The injury that will keep Canadian pairs team Bryce Davison and Jessica Dube out of Skate Canada International will cost them considerably more than just training time.
The former world bronze medallists were favourites to win at Skate Canada but withdrew Monday after Davison injured his knee last week training in Toronto.
Their withdrawal means missing out on Grand Prix prize money that's a key part of a skater's annual training budget.
"It definitely hurts them financially," said William Thompson, Skate Canada's CEO. "Not only are they out of [Skate Canada], they'd have a good chance in their second (Grand Prix), and then they're also giving up prize money from the Final."
The prize money for each Grand Prix is $18,000 US for first place, split between skaters in the case of pairs or ice dance. Silver medallists share $13,000, with $9,000 awarded for bronze.
Skaters are appointed to two of six Grand Prix events with the top six in each event advancing to the Grand Prix Final.
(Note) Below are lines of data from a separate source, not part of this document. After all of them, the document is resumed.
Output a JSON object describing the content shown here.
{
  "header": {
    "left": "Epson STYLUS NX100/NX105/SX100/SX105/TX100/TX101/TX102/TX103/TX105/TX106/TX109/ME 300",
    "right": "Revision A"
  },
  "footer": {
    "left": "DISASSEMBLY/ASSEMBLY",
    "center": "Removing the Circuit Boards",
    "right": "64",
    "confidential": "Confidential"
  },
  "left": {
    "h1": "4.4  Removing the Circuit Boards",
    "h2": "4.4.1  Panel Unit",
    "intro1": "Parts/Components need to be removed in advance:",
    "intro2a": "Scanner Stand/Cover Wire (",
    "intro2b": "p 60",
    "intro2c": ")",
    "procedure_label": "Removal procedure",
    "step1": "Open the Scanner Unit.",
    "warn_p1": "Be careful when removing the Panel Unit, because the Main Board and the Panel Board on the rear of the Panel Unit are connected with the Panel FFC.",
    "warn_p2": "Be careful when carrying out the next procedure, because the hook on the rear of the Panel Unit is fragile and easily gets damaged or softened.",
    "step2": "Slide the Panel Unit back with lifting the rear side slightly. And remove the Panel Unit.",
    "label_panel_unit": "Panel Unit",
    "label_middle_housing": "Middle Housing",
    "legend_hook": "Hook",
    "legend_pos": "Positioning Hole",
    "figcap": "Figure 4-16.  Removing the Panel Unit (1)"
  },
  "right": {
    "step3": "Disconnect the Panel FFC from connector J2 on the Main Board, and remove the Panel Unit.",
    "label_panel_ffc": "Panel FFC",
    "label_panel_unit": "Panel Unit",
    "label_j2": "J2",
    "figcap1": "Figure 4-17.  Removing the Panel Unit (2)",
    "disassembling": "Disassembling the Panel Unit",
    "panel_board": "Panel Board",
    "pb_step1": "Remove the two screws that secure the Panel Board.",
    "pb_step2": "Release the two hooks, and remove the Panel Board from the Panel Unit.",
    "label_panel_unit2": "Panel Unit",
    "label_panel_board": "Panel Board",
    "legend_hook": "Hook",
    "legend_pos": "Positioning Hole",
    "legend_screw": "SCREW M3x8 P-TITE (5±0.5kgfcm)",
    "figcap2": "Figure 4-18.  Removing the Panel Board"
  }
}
Prize money for the final is $25,000 for first, $18,000 for second and $12,000 for third.
Because Davison, from Huntsville, Ont., and Dube, from St-Cyrille-de-Wendover, Que., have to skip one of their Grand Prixs event, they're ineligible to compete at the Final.
"This is obviously not the way we wanted to start our season. Our training had been going really well, and we were looking forward to competing at home at Skate Canada International," Davison said in a statement.
The defending Canadian champions are scheduled to compete at the Rostelecom Cup next month.
Davison injured his knee last week training in Toronto and had an MRI on Friday. He was expecting results Monday evening or Tuesday morning.
"There's a couple of blessings," said Thompson. "One, it's not last year [Olympics]. And two, the replacement team was ready to go, and are close by, it's easy to get them in."
Dube and Davison will be replaced by Kirsten Moore-Towers and Dylan Moscovitch of Waterloo, Ont., fifth-place finishers at the 2010 Canadian championships.
Dube and Davison's withdrawal comes days after Canada's Olympic and world ice dance champions Tessa Virtue and Scott Moir announced they wouldn't compete at Skate Canada in Kingston, Ont. Virtue recently underwent surgery on both legs to alleviate chronic pain in her shins.
"Tessa and Scott was hard, but we kind of knew it was coming, there were choices to be made and you just make the best choices you can," Thompson said on Virtue's surgery. "Bryce's injury was just, bang, out of the blue."
Joannie Rochette isn't competing on this season's Grand Prix circuit as she ponders her skating future. The Canadian won Olympic bronze in Vancouver days after the death of her mother.
The withdrawals leaves Patrick Chan of Toronto as the only reigning Canadian champion competing at Skate Canada.